The refugees on board the Struma were not delivered. Hopeful of eventually arriving in Palestine (as it was called before 1948), the people on board had to contend with an unseaworthy vessel, inhuman cramped living conditions, little food, and the reality of geopolitics: Great Britain was adamant about refusing admittance to “illegal immigrants”; Turkey through whose waters the Struma had to pass was under pressure from Nazi Germany. Cold calculation led in the end to the Struma being set adrift in the Black Sea after two months of waiting in Turkish territory, the passengers unable to disembark and kept in the dark about many details playing out concerning their fate. Perhaps being set adrift was preferable to returning to Romania, where Hitler’s Final Solution would be implemented on the passengers. In the end, a secret order from Stalin to destroy all neutral ships in the Black Sea—which came to light only many years later, in 2001—led to a Soviet torpedo blowing up the entire vessel. One young man survived. Everyone else, including children (who if they were of a certain age were supposed to have been let off and allowed into Palestine), went down.
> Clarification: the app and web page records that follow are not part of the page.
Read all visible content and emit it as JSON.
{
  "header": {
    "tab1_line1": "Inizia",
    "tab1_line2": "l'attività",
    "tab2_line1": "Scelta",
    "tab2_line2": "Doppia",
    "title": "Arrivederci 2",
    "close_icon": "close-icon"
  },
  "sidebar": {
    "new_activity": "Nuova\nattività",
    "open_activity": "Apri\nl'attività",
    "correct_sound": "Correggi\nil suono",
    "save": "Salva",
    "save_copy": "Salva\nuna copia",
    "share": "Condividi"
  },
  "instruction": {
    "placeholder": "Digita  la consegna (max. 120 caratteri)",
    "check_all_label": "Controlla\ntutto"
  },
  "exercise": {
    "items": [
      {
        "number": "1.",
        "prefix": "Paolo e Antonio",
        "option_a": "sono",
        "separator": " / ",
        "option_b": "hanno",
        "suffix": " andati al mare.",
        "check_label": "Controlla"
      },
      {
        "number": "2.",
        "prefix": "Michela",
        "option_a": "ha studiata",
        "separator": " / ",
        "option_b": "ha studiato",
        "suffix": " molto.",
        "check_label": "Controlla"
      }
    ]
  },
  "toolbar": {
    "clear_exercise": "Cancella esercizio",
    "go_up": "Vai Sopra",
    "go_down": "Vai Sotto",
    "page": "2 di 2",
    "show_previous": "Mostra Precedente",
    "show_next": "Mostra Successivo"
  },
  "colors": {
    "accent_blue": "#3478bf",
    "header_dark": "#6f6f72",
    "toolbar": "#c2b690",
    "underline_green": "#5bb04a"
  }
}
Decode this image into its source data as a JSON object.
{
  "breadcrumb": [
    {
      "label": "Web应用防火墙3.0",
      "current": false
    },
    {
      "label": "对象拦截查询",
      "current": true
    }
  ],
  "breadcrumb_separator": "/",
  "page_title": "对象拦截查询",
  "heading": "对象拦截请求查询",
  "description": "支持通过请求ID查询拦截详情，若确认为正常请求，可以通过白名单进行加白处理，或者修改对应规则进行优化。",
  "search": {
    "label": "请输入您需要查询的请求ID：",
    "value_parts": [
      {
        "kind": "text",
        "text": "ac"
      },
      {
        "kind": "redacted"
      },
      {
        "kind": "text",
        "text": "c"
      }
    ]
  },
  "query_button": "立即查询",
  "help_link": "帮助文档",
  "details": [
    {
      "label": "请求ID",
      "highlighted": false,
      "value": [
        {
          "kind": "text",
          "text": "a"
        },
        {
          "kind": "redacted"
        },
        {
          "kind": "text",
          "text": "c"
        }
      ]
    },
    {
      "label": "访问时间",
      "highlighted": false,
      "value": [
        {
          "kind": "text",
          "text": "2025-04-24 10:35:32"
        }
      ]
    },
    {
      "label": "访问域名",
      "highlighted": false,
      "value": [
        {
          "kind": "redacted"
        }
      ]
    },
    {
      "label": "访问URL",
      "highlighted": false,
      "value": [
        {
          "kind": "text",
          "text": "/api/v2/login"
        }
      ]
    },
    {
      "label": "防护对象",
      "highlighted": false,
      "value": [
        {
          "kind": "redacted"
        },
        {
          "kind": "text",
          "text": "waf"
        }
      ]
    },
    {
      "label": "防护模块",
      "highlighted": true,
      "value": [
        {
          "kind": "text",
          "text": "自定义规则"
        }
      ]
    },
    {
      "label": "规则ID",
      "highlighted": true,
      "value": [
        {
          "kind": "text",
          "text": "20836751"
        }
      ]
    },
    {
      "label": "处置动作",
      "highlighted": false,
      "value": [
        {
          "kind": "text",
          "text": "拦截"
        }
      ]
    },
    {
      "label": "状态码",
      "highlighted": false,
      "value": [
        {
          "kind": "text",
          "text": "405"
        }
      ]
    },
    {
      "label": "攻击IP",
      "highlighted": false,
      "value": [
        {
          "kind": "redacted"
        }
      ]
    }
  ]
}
Cover-ups ensued as governments sought to defend their actions in bland, noncommittal diplomatic language. One is tempted to say that the whiteness of Britain’s “White Paper” of 1939—severely limiting Jewish immigration to Palestine—was matched only by the blackness of the hearts of those who treated the Struma refugees as if they were pawns in a game of political chess.

The story is more complex than this simple retelling. But the takeaway, such as it is, may be that while we thank God for preserving his people—Israel rose from, among other factors, the ashes of the Holocaust—we need also to remember that the Jewish people have always been in danger from those who would destroy them. No wonder God spoke to Abraham of both blessings and curses: “I will bless those who bless you, and whoever curses you I will curse” (Genesis 12:3). (See also Gen. 27:29, Numbers 22:6, 12; 24:9.)

This Purim, in the midst of celebrating God’s deliverance from the wicked Haman, let’s also pause to remember that there have been—and will be—other Hamans in other times and other places.

Purim, it turns out, may be a double-sided holiday.